Kyambadde Meets Chinese Traders, Warns Against Petty Trading, Substandard Products


The Minister of Trade, Industry and Cooperatives, Amelia Kyambadde has cautioned the Chinese nationals involved in trade in Uganda to stop engaging in petty trade and the importation of substandard products.

This was during a meeting held between Minister Kyambadde and the Chinese community, two days ago.

Kyambadde told journalists on Wednesday that the meeting focused on trade related issues including the long standing concern by Ugandan traders over Chinese who pose as ‘investors’ only to venture in petty trading.

“We met yesterday and we agreed that they should desist from petty trading. If they are coming in as investors, they should go for investments like small scale processing and manufacturing,” Minister Kyambadde told the press on the sidelines of the Exporters Annual Conference held at Imperial Royale Hotel.

She revealed that in order to tackle this problem, government is formulating laws that will gazette certain areas as trade zones for only Ugandan small scale businesses. She said the laws will be ready by April.

In April last year, traders in Kampala held a demonstration protesting the Chinese petty traders whom they blamed for bringing in substandard and low priced goods that have put them (Uganda traders) out of business.

The local traders argued that retail and wholesale business should be left for Ugandan nationals, and asked government to revoke licences of the Chinese traders involved in retail and wholesale businesses.

But currently, there is no provision in the law excluding foreigners from carrying out trade in the country.

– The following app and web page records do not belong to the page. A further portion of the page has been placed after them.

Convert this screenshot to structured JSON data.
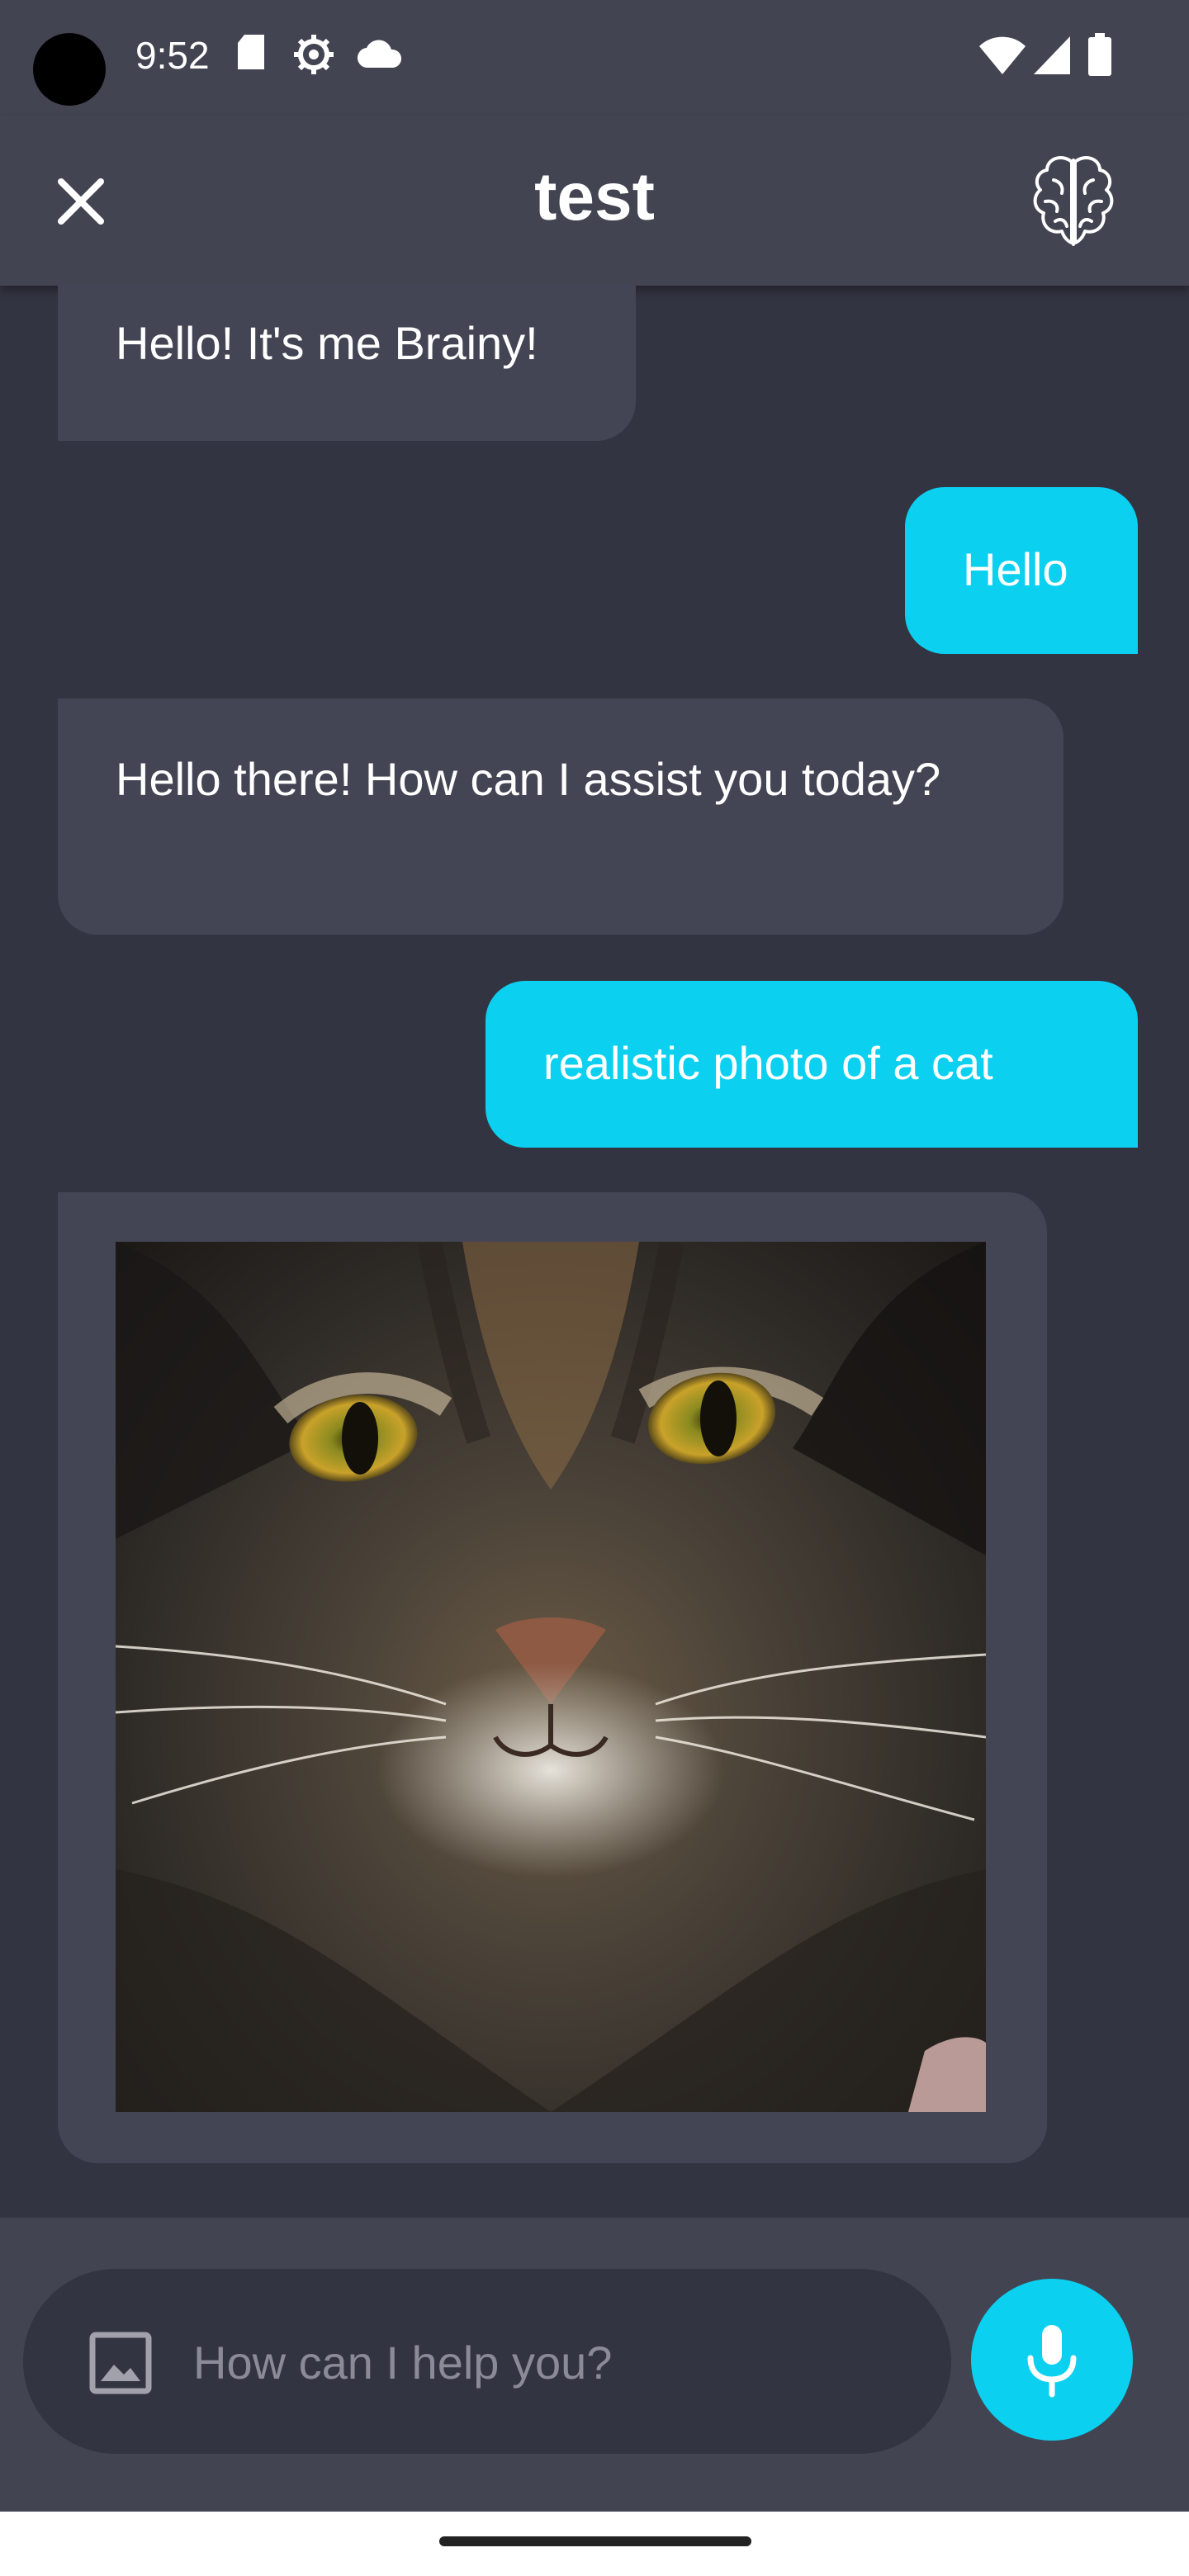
{
  "status_bar": {
    "time": "9:52",
    "icons_left": [
      "sd-card-icon",
      "settings-gear-icon",
      "cloud-icon"
    ],
    "icons_right": [
      "wifi-icon",
      "cell-signal-icon",
      "battery-icon"
    ]
  },
  "header": {
    "title": "test",
    "close_icon": "close-icon",
    "brain_icon": "brain-icon"
  },
  "messages": [
    {
      "role": "bot",
      "text": "Hello! It's me Brainy!"
    },
    {
      "role": "user",
      "text": "Hello"
    },
    {
      "role": "bot",
      "text": "Hello there! How can I assist you today?"
    },
    {
      "role": "user",
      "text": "realistic photo of a cat"
    },
    {
      "role": "bot",
      "type": "image",
      "image_alt": "cat"
    }
  ],
  "composer": {
    "placeholder": "How can I help you?",
    "value": "",
    "image_icon": "image-icon",
    "mic_icon": "microphone-icon"
  },
  "colors": {
    "background": "#333441",
    "surface": "#434452",
    "bot_bubble": "#444554",
    "accent": "#0bd0f0"
  }
}
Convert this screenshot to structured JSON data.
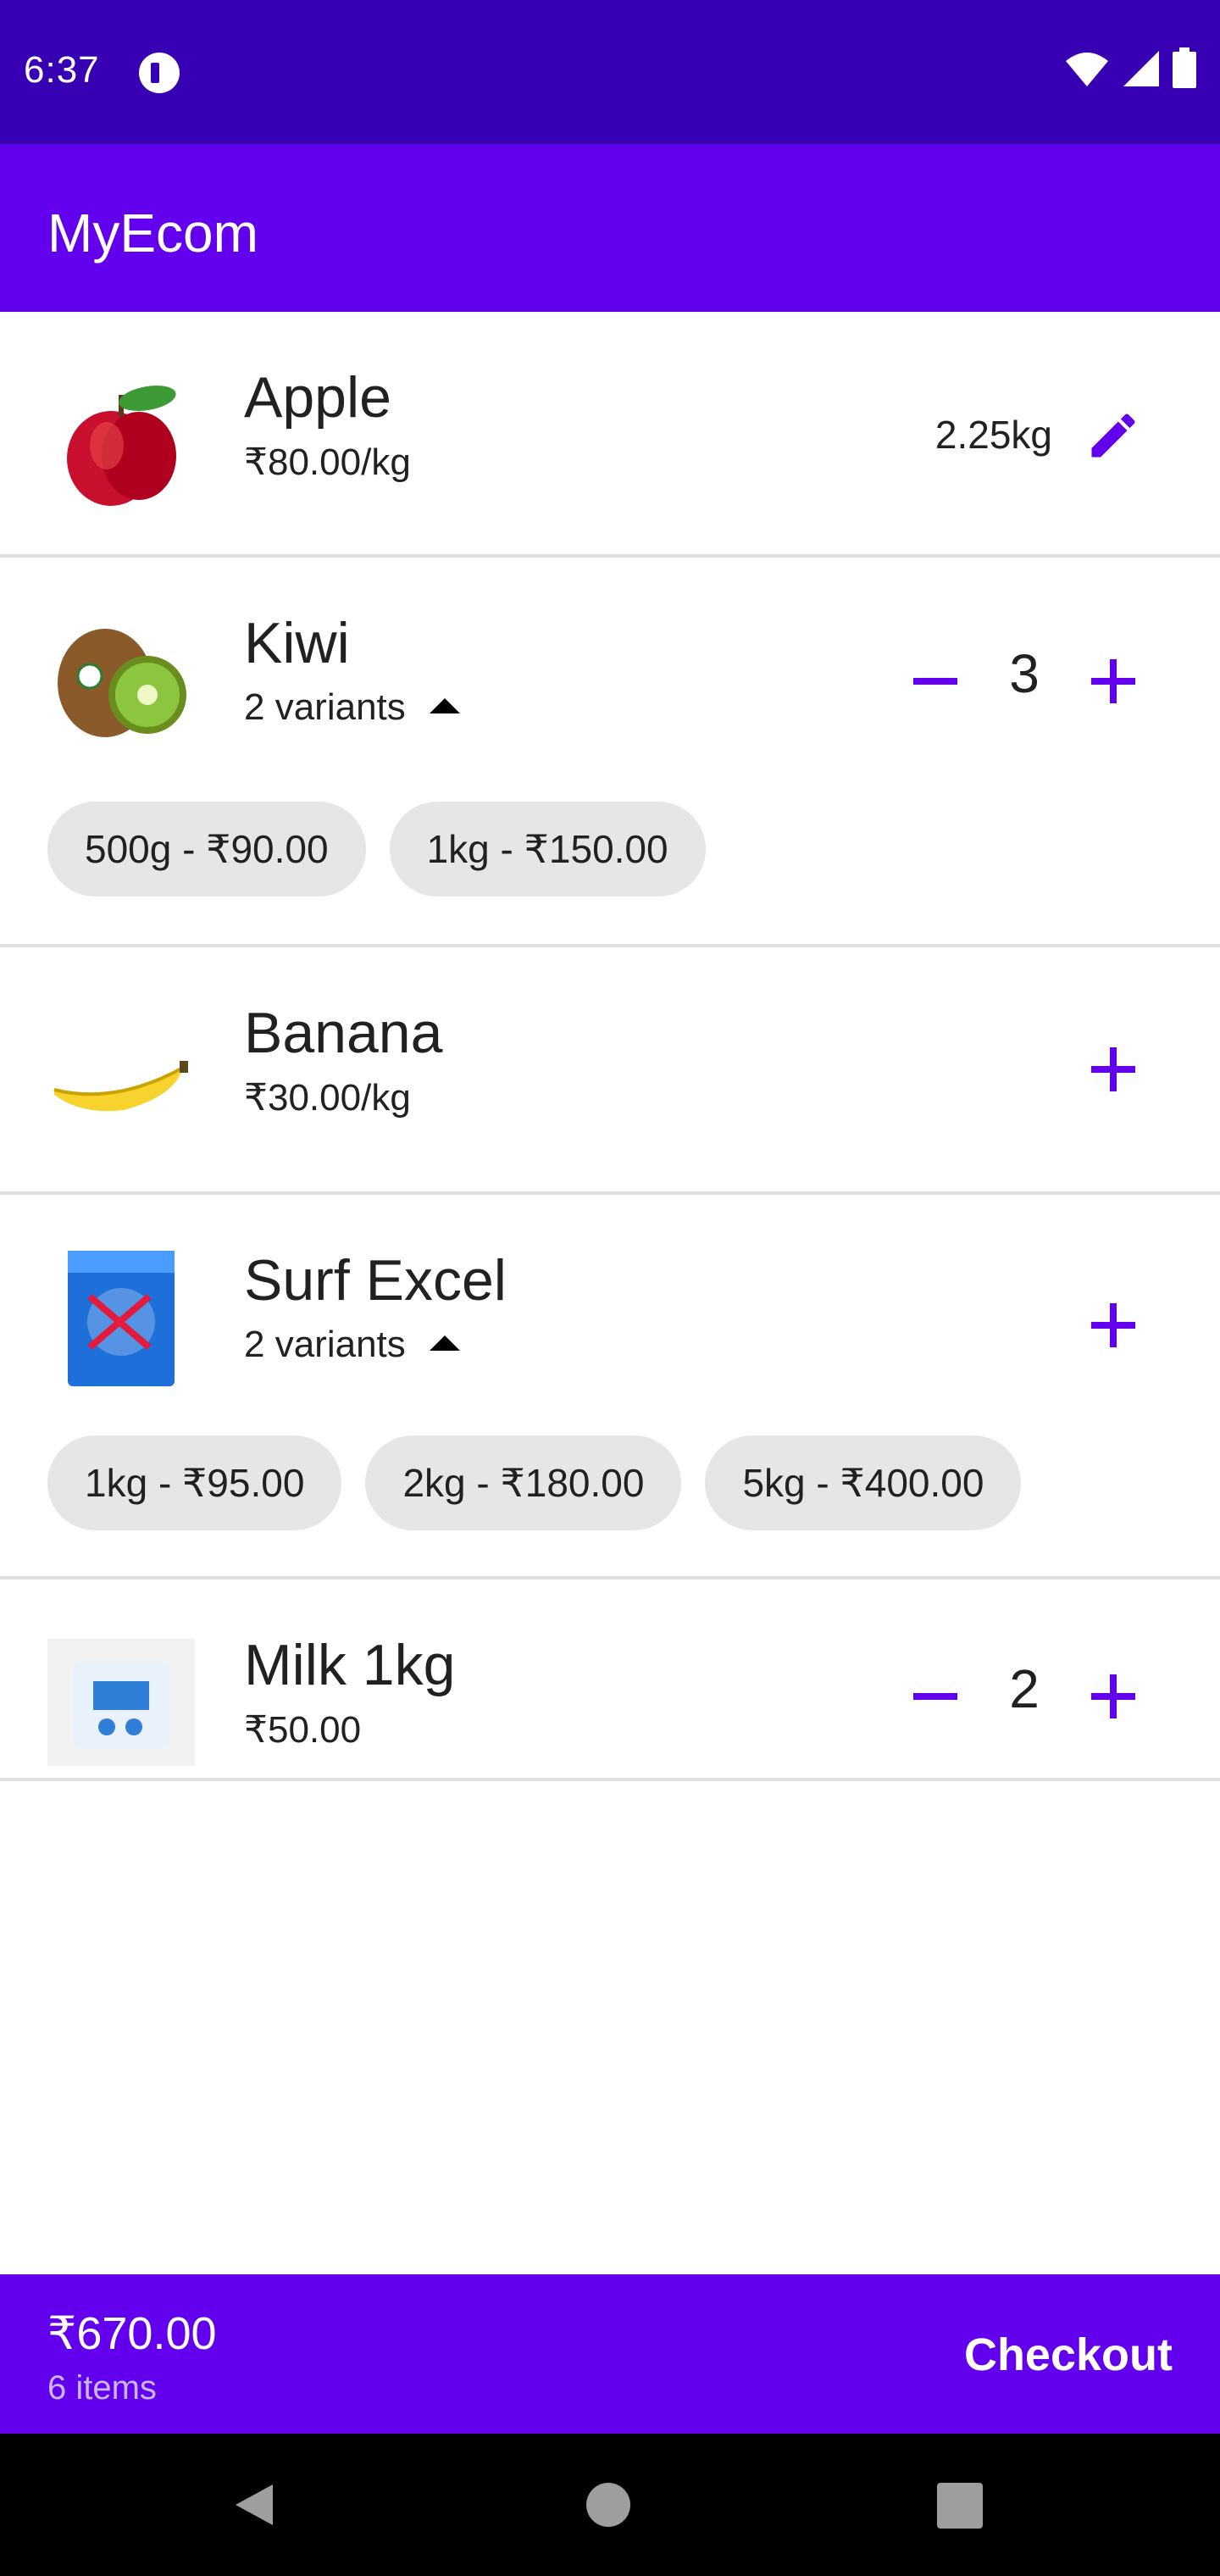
{
  "status_bar": {
    "time": "6:37"
  },
  "app_bar": {
    "title": "MyEcom"
  },
  "products": [
    {
      "name": "Apple",
      "price": "₹80.00/kg",
      "quantity": "2.25kg"
    },
    {
      "name": "Kiwi",
      "variants_label": "2 variants",
      "quantity": "3",
      "variants": [
        "500g - ₹90.00",
        "1kg - ₹150.00"
      ]
    },
    {
      "name": "Banana",
      "price": "₹30.00/kg"
    },
    {
      "name": "Surf Excel",
      "variants_label": "2 variants",
      "variants": [
        "1kg - ₹95.00",
        "2kg - ₹180.00",
        "5kg - ₹400.00"
      ]
    },
    {
      "name": "Milk 1kg",
      "price": "₹50.00",
      "quantity": "2"
    }
  ],
  "cart": {
    "total": "₹670.00",
    "items": "6 items",
    "checkout_label": "Checkout"
  },
  "colors": {
    "primary": "#6200ee",
    "primary_dark": "#3700b3",
    "chip_bg": "#e6e6e6"
  },
  "icons": [
    "edit-icon",
    "plus-icon",
    "minus-icon",
    "caret-up-icon",
    "wifi-icon",
    "signal-icon",
    "battery-icon",
    "back-icon",
    "home-icon",
    "recents-icon"
  ]
}
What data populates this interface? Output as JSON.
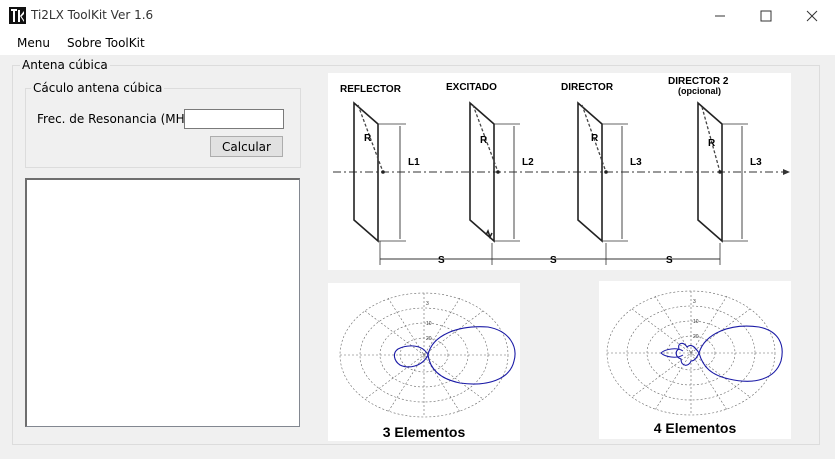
{
  "window": {
    "title": "Ti2LX ToolKit Ver 1.6",
    "minimize_symbol": "—",
    "maximize_symbol": "☐",
    "close_symbol": "✕"
  },
  "menu": {
    "items": [
      "Menu",
      "Sobre ToolKit"
    ]
  },
  "antenna_group": {
    "label": "Antena cúbica"
  },
  "calc_group": {
    "label": "Cáculo antena cúbica",
    "freq_label": "Frec. de Resonancia (MHz)",
    "freq_value": "",
    "calc_button": "Calcular"
  },
  "diagram": {
    "element_names": [
      "REFLECTOR",
      "EXCITADO",
      "DIRECTOR",
      "DIRECTOR 2"
    ],
    "optional_note": "(opcional)",
    "radius_label": "R",
    "lengths": [
      "L1",
      "L2",
      "L3",
      "L3"
    ],
    "spacing_label": "S"
  },
  "patterns": {
    "three_elements": "3 Elementos",
    "four_elements": "4 Elementos",
    "ring_labels": [
      "3",
      "10",
      "20"
    ]
  },
  "colors": {
    "pattern_line": "#1a1aa6",
    "grid_line": "#555555"
  }
}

In Tuesday’s meeting, Kyambadde also warned the Chinese against flooding the market with imported substandard goods.

“We also agreed that they should stop coming in without proper documentation because we noticed that once one comes in, the others also come in,” she added.

The traders were advised to work directly with Uganda Revenue Aurhority (URA), Immigration and Uganda National Bureau of Standards (UNBS) to avoid being ripped off by local middlemen.

“They acknowledged there was no proper contact with these agencies. We agreed to work together,” the Minister said.

Got Something To Say?

Leave a comment.

Your email address will not be published. Required fields are marked *